A CARE home nurse could be struck off over claims he injected himself with drugs while looking after vulnerable elderly residents.

Craig Campbell, who worked at Cochrane Care Home, in Johnstone, was last week hauled before a Nursing and Midwifery Council (NMC) disciplinary hearing over the allegations.

In one of the charges, he is accused of taking a patient’s end-of-life medication for his own use.

Mr Campbell, who is no longer employed at the home, has already admitted being in possession of prescription drug Levomepromazine, which is typically used as a sedative for dying patients, “without any clinical justification.”

The five-day hearing also probed other charges relating to his conduct at work.

The NWC has the power to strike him off the nursing register if any of the charges are proven.

That means he would be unable to work as a nurse in future.

Mr Campbell, from Johnstone, had already been given an interim suspension order prior to the disciplinary hearing.

One charge, relating to the drugs theft, states: “Your actions were dishonest in that you knew you had no clinical justification for possessing this medication but took it for your own use.”

Mr Campbell, 40, is also accused of looking after vulnerable patients in the care home while under the influence of drugs.

The most serious charge is that he injected himself in a care home toilet.

The alleged incidents are all said to have taken place on November 28, 2018.

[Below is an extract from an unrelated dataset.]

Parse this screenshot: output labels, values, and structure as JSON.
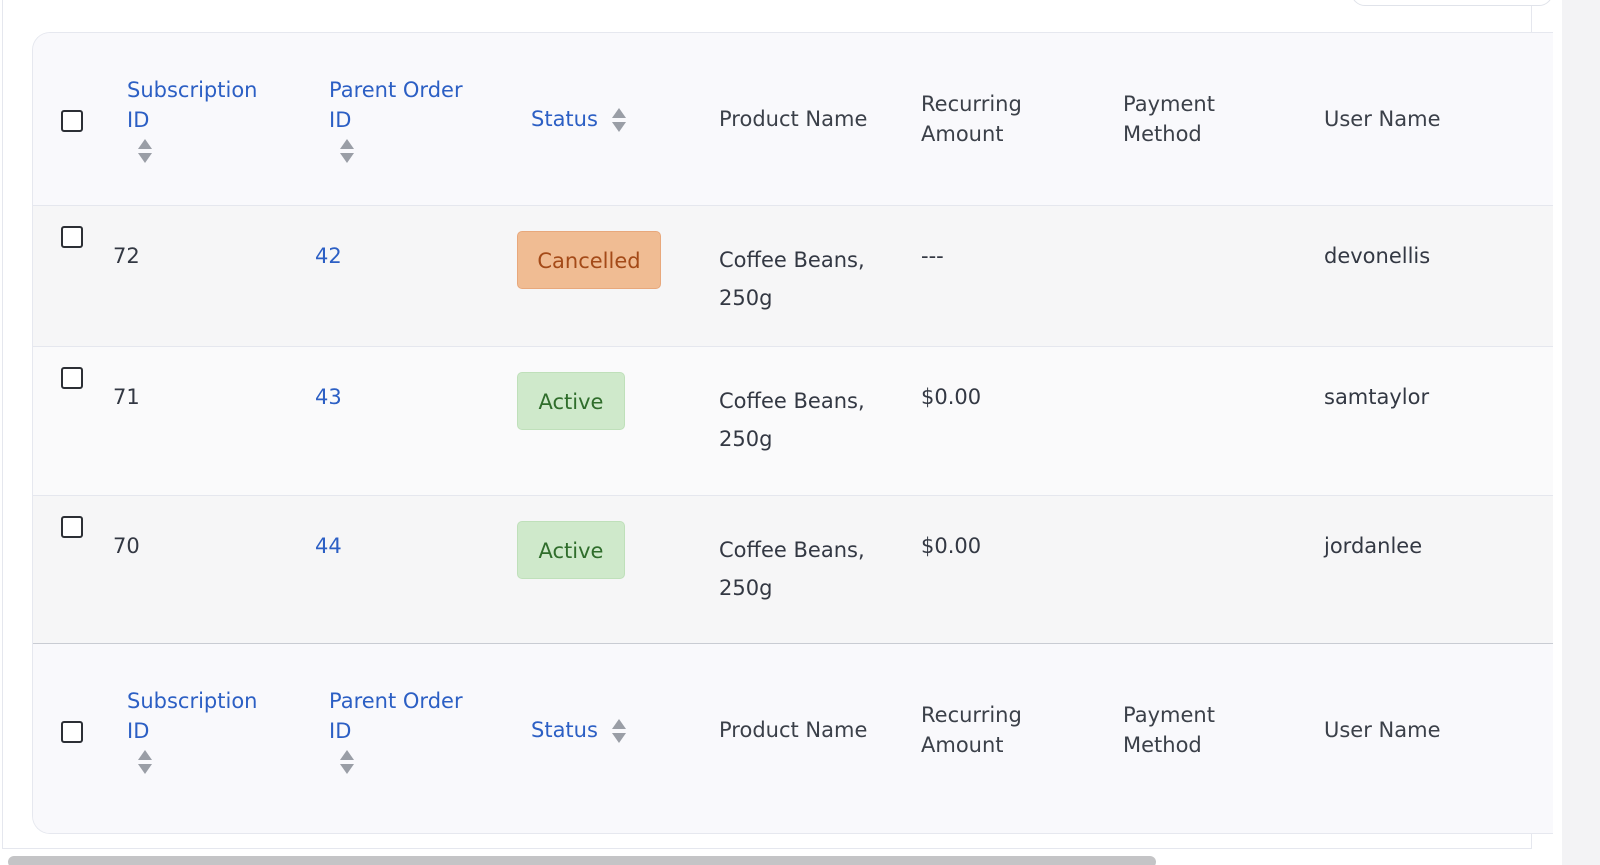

Mr Campbell’s hearing took place before the NMC’s Fitness to Practise Committee.

It probes cases where a nurse or midwife’s fitness to practise is in question.

If the allegations are proven, Mr Campbell could also have sanctions placed on his registration.

The NMC’s judgement is expected to be made public before the end of this month.

Cochrane Care Home was placed in administration by previous owner Silverline Care earlier this year and taken over by new owners the Anavo Group.

This is not the first time Mr Campbell has been investigated by the NMC.

In 2011, he admitted forging patients’ prescriptions in order to steal a large quantity of the prescription drug diazepam.

Mr Campbell also admitted stealing another sedative – midazolam – for his own use while working at Paisley’s Royal Alexandra Hospital but the NMC allowed him to keep his licence to practise.

Instead, he was given a five-year caution order after a tribunal ruled he was guilty of misconduct.